Two-and-a-half years back, when Kathryn E. Bowser, MD, joined her current institution as a vascular surgeon, a confluence of unfolding events led her to a realization: “A lot of people did not understand what the modern vascular surgeon actually did.”
Bowser, a hospital-employed surgeon at ChristianaCare system in Newark, Delaware, was outlining the backdrop to her use of the SVS Branding Toolkit during the latest edition of the Society for Vascular Surgery (SVS) Town Hall series focused on the subject.
“We’re a large hospital system and we’re academic-affiliated,” she told the Town Hall panel. “I’d done my general surgery training there as well but I had to be reintroduced as a vascular specialist in a hospital where there were seven other vascular surgeons at the time, six of them having been there over 16 years and much longer. Around the same time, there was a shift towards more of the physicians—the cardiologists, the primary care doctors—also becoming hospital-employed. We were also in this heart and vascular service line—all this was happening at the same time.
“Even though academically we were under the department of surgery, otherwise we were alongside cardiology and cardiothoracic surgery—but we never quite fit well in either realm. That became even more evident as I was pushing to market myself.”

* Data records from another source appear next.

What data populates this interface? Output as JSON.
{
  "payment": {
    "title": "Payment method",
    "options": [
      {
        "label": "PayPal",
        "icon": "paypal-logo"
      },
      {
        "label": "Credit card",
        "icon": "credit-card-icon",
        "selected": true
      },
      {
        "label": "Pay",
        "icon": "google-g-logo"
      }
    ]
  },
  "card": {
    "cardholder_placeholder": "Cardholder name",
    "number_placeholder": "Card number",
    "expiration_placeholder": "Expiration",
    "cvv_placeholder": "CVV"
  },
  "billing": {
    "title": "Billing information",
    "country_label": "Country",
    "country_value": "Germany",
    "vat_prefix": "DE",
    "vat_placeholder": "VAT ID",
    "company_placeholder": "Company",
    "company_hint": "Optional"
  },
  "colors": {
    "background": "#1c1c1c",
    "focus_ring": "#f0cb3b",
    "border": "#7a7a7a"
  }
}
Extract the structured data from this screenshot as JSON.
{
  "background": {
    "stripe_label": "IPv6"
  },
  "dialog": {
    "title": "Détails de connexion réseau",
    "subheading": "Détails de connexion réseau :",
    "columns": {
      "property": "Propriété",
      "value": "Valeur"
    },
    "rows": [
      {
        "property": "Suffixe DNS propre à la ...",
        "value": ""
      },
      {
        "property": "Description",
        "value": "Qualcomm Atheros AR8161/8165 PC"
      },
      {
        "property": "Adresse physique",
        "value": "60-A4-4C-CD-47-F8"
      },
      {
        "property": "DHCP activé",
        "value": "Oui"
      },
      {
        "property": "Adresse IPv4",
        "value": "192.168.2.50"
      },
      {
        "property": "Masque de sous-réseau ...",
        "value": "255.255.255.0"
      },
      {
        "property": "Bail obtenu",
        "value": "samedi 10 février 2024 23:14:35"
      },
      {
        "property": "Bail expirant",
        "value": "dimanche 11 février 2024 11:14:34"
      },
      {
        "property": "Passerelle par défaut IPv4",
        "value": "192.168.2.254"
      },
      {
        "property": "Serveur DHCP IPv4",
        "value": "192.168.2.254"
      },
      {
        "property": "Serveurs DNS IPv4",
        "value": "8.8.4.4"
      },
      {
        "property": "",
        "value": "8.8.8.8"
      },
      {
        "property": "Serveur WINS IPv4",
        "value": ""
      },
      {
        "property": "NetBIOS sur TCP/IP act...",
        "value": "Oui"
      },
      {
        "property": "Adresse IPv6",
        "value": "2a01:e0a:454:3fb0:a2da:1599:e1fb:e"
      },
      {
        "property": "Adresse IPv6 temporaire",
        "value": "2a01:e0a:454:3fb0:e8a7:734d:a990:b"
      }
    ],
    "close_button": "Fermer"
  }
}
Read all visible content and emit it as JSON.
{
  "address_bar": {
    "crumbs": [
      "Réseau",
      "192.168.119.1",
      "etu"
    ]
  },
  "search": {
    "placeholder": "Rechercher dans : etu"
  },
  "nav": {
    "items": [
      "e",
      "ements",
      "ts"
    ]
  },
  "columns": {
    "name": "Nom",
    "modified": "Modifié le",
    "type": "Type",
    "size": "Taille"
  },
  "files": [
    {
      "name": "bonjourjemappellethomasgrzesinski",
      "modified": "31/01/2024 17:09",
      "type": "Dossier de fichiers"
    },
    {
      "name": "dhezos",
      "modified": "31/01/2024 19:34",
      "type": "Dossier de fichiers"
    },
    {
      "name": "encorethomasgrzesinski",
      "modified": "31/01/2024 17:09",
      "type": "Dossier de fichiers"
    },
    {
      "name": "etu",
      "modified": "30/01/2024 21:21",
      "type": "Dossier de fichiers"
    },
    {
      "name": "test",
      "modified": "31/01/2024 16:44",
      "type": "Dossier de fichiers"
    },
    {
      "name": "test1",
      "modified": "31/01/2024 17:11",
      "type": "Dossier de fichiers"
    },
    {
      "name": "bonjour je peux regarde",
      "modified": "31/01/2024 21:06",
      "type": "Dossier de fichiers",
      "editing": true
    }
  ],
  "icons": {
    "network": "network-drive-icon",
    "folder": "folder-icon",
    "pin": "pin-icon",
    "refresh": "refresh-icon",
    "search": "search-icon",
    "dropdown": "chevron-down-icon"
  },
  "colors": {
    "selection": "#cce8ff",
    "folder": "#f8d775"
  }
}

Those individuals who did not seem to understand what it is vascular surgeons do included not only members of the marketing department, but patients, leadership, referring doctors and even other surgeons, explained Bowser. “It became pretty important to me to [market myself] and it just happened to coincide with the SVS branding efforts.”
As internal marketing efforts confused her with the likes of cardiology, interventional radiology and, in one instance, “women’s heart health,” she found herself steering the conversation back to what it is vascular surgeons actually offer.
The SVS Branding Toolkit—whose features include branding videos and condition-specific fliers—has helped feed Bowser’s own branding work on a bespoke website and her social media output. She put to use a full-length version of a branding video on her website as well as shorter, snippet-sized videos for her social media channels. Bowser also extracted available branding copy, lightly repurposing elements for her specific needs. She aims to broaden her use of the toolkit, with plans to utilize the printable materials with patients and referring physicians, and elements such as the branded member logo for emails with referral sources.
“What I really like about this is it’s so simple, and it works on what I think of as the grassroots level,” Bowser explained. “It can be just as simple as informing the people you know, the people in your immediate community, about what we do. It’s not just about self-promotion; it’s about elevating our specialty. So, the more of us who do it in our own communities, the more effective it could be.”
Judith Lin, MD, professor and chief of vascular surgery at Michigan State University College of Human Medicine, provided a view from academic practice. Starting a new practice eight months ago in the midst of the COVID-19 pandemic, she confronted the twin challenges of virtual visits and the fact there are few vascular surgeons in Lansing, the Michigan state capital. “It seemed like the vascular surgery desert because I am the only board-certified vascular surgeon in Lansing, currently,” Lin revealed.
Which begged the question: Who is dealing with vascular disease in the area? Lin gave a flavor: “We’ve got the interventional cardiologists, who do a lot of peripheral interventions, either in the OBL [office-based labs] or in the hospital; we have interventional radiologists who also do a lot of peripheral [interventions]; so that’s what most people are thinking—that radiology, cardiology do the vascular [work]. Then there’s cardiovascular surgeon, who do a lot of the bypasses, the endarterectomies, in addition to open heart surgery.”
The Branding Toolkit helped Lin carve out messaging to explain the comprehensive nature of her vascular care, using elements such as the flyers for clinical practice guidelines covering chronic limb-threatening ischemia, abdominal aortic aneurysms and diabetic foot ulcers—and personalizing them. “I think we can enhance a lot of this with social media coverage,” she told the Town Hall.
Meanwhile, William P. Shutze, MD, a partner in Texas Vascular Associates based in Plano, Texas, labelled himself a branding novice by comparison, but an early adopter of the toolkit.
He emphasized the need to create a national footprint for vascular surgery. “We really need to get everybody pitching in, trying to brand themselves locally, so we can get a national brand out of this,” he said. He described how his team has put Branding Toolkit elements to work across both clinic and hospital settings. He uses banners featuring the branding slogan, “Surgery is only part of our story”; links to clinical practice guidelines; and email templates.
Shutze also suggested an ultimate goal: that “vascular surgery” and “vascular surgeon” become ubiquitous enough terms that the names themselves become genericized trademarks like brands from everyday life such as Kleenex and Coca Cola, and Luer-Lok and Port-a-Cath from the medical world. “I think we can get there if we all use these tools, use the newer ones as they come out, and keep flooding our consumers—our referring physicians and our patients—with these materials.”